Hwang’s play Yellow Face (2007), a dramaturgically inventive work, combines multiple narrative forms into a plot that blurs the distinction among social science, social commentary, and fiction. The play is simultaneously self-mocking and self-examining in its representation of the Asian American experience in theatre. It both examines Hwang’s own racial identity and boldly redefines conventional theatrical forms as the playwright places himself at the center of a highly embarrassing, fictional racial controversy in order to scrutinize the performativity of an Asian American identity. This article argues that Yellow Face is fictitious autoethnodrama as it acerbically parodies racialization.
Ha, Quan Manh and Christiansen, Jacob
"David Henry Hwang’s Yellow Face: Fictional Autoethnography and Parody on Racial Stereotypes,"
Asian American Literature: Discourses & Pedagogies: Vol. 12, Article 5.
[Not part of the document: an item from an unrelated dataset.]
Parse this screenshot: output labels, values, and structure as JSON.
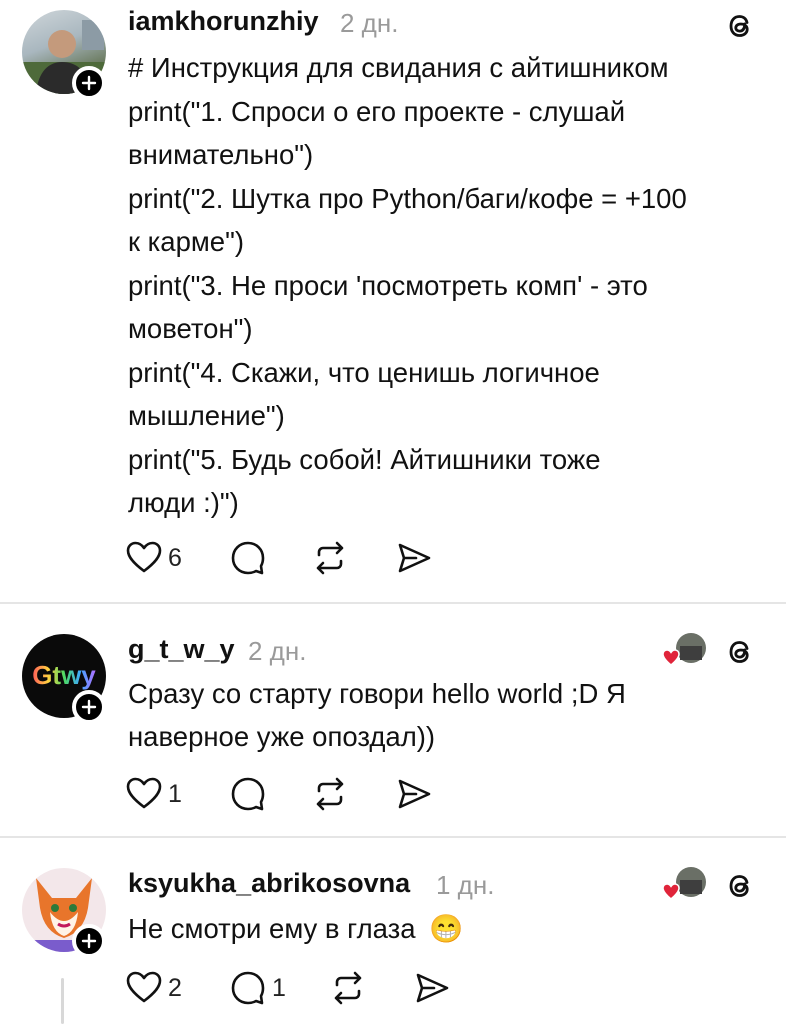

Available at: https://scholarworks.sjsu.edu/aaldp/vol12/iss1/5